Despite there being a man-eating shark in the waters, and despite the giant pool of blood that was bound to attract other sharks, the beaches along the shore remained open. It seems managers did not want to lose their 4th of July profits. This proved fatal for the next three victims.
Warnings of shark sightings had been issued by various captains from both Newark and New York ports. Needless to say, they were not heeded. On July 6th, 130 yards from the shores of Spring Lake, New Jersey, Charles Bruder, the bell captain for the Essex and Sussex Hotel, had his legs bitten off and his abdomen butchered by a giant shark. A woman noticed the screams, and saw the water turn red with blood. She alerted the lifeguards who rushed towards the man.
When the boat came ashore, Bruder was already dead. As the body was taken to land, women on the beach screamed and fainted at the sight of it. Charles Bruder had bled to death on the way to shore. He was 27.
Attack No. 3 – Wednesday, July 12th, Matawan Creek
The third attack took place in a rather unusual location. Matawan Creek’s Keyport was not a beach resort. Nonetheless, it was on the shore. Thomas Cotterell, a sea captain native to the region saw what he though to be an 8 foot long shark in the Creek. He alerted the local authorities – no one listened.
Near the Wyckoff Dock, in the Creek, a few local boys were playing. One of the boys, Lester Stillwell, was an epileptic. Reports say they had seen something that seemed like a board or a log floating atop the water. When they went to investigate, they saw the unmistakable fin of the shark. Everyone rushed out of the creek, but Stillwell was not fast enough.
Those who made it scattered towards town asking desperately for help. Watson Stanley Fisher, a local businessman, and generally helpful individual, jumped at the chance of saving the boy’s life. Fisher and some of the boys dived in the water looking for Stillwell. When they found his body, they saw he had suffered a seizure. Stillwell was dead. The boy was only 11 years old.
Trying to get the body to shore, Fisher also was bitten. When the townsfolk (who had gathered at the scene in large numbers) took him to the hospital, it was already too late. Fisher died on the hospital bed. He bled to death. He was only 24. Two days later, Stillwell’s body washed ashore.
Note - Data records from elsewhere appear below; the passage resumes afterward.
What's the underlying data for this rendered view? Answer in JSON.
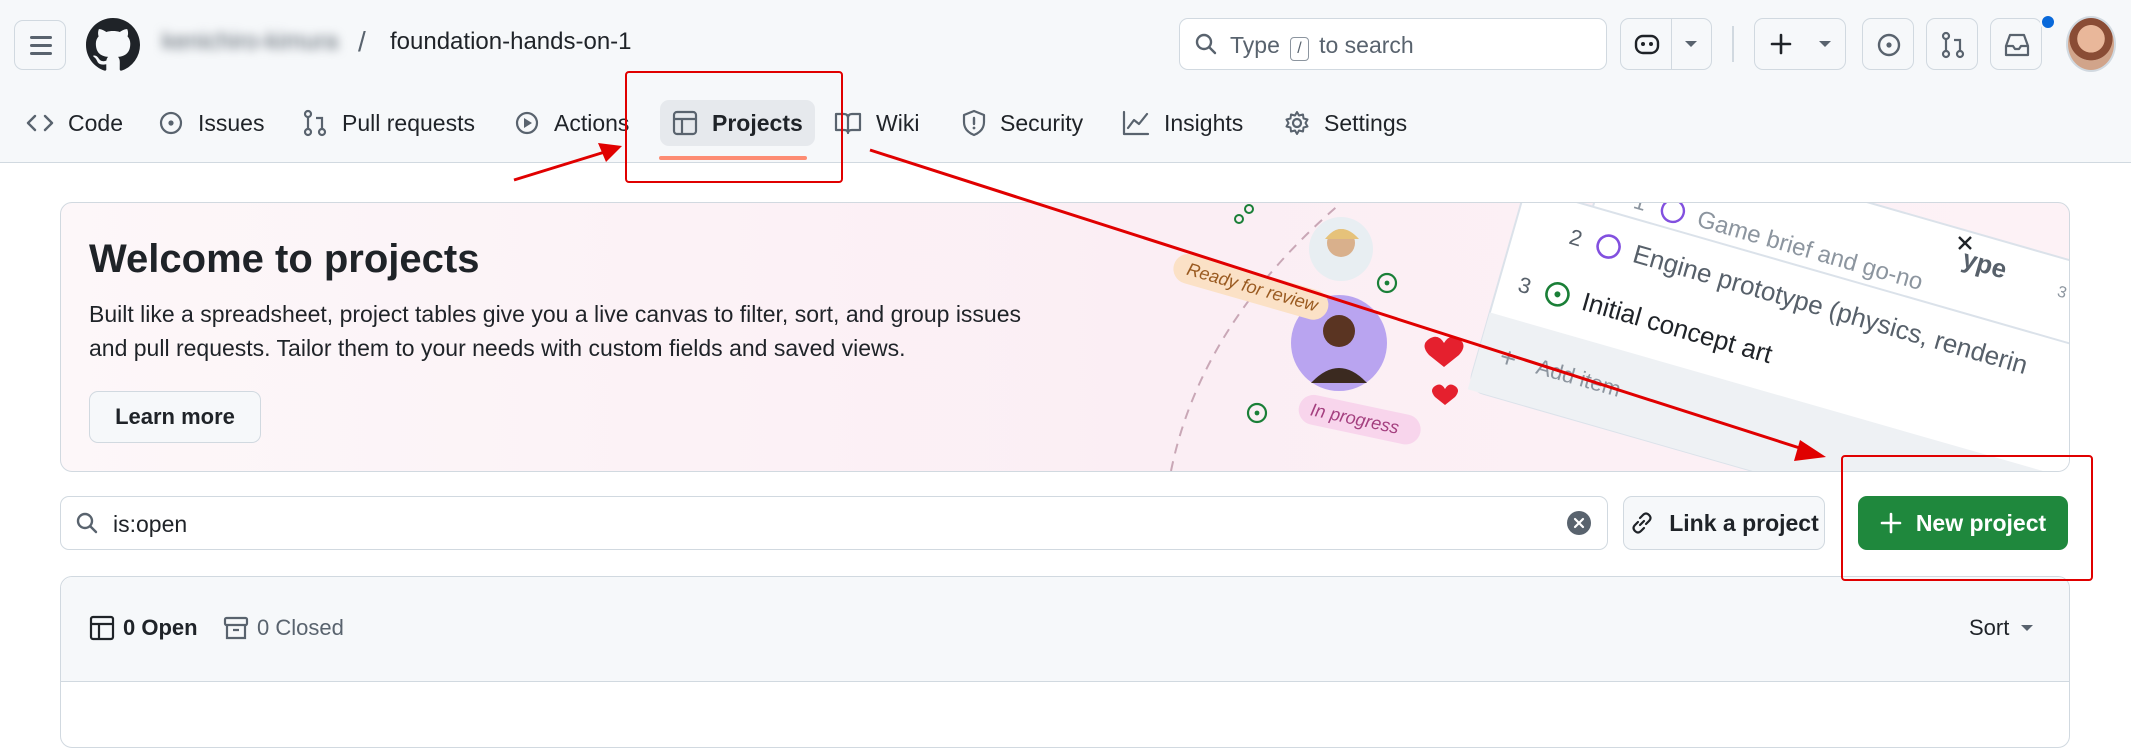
{
  "header": {
    "owner": "kenichiro-kimura",
    "separator": "/",
    "repo": "foundation-hands-on-1",
    "search": {
      "prefix": "Type",
      "key": "/",
      "suffix": "to search"
    }
  },
  "tabs": [
    {
      "label": "Code",
      "icon": "code-icon"
    },
    {
      "label": "Issues",
      "icon": "issue-icon"
    },
    {
      "label": "Pull requests",
      "icon": "pull-request-icon"
    },
    {
      "label": "Actions",
      "icon": "play-icon"
    },
    {
      "label": "Projects",
      "icon": "table-icon",
      "active": true
    },
    {
      "label": "Wiki",
      "icon": "book-icon"
    },
    {
      "label": "Security",
      "icon": "shield-icon"
    },
    {
      "label": "Insights",
      "icon": "graph-icon"
    },
    {
      "label": "Settings",
      "icon": "gear-icon"
    }
  ],
  "banner": {
    "title": "Welcome to projects",
    "description_line1": "Built like a spreadsheet, project tables give you a live canvas to filter, sort, and group issues",
    "description_line2": "and pull requests. Tailor them to your needs with custom fields and saved views.",
    "learn_more": "Learn more",
    "illustration": {
      "ready_label": "Ready for review",
      "progress_label": "In progress",
      "row1_num": "1",
      "row1_text": "Game brief and go-no",
      "row2_num": "2",
      "row2_text": "Engine prototype (physics, renderin",
      "row3_num": "3",
      "row3_text": "Initial concept art",
      "add_item": "Add item",
      "top_word": "ype",
      "badge": "3"
    }
  },
  "filter": {
    "value": "is:open"
  },
  "actions": {
    "link_project": "Link a project",
    "new_project": "New project"
  },
  "list": {
    "open_label": "0 Open",
    "closed_label": "0 Closed",
    "sort_label": "Sort"
  },
  "colors": {
    "accent_green": "#1f883d",
    "tab_underline": "#fd8c73",
    "annotation_red": "#e00000"
  }
}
About half an hour after this incident, Joseph Dunn, a 14 year old from New York was also attacked It’s believed that the same shark was responsible. A friend came along with his brother and saved him, barely managing to tug him out of the shark’s jaws. Joseph Dunn had escaped. He recovered in the hospital in New Brunswick. He needed two whole months to recover.
What Happened Next
After the three incidents, a wave of fear and paranoia took over the US. All newspapers declared war on sharks and wrote impressive amounts of articles on the subject.
Many shark hunters took off to find the creatures responsible for the four deaths. Although there has been a massive amount of contradictory evidence, it’s generally believed that the cause of the disaster was a stray Great White. It was hunted down by Michael Schleisser, and was found to have 15 pounds of human flesh in its stomach.
Some skeptics have denied this and proposed that several sharks were involved. One letter to The New York Times even hypothesized that one of the attacks may have been caused by a giant turtle. There is no evidence supporting this claim.
Why You Shouldn’t Fear the Jersey Shore
Rest assured, the Jersey Shore is safe from shark attacks. Ever since 1916, the resorts along the coastline have improved their shark detection, and have greatly upped their lifeguard staff so as to better respond to crises such as the one in 1916.
Although one may never be too cautious, we’re pretty certain that attacks like these are not going to happen near that area in the future.
Still, it’s an interesting place to visit, and after the original paranoia faded, the Jersey Shore has benefited from increased popularity. You can check out for yourself the places where these three terrible accidents happened.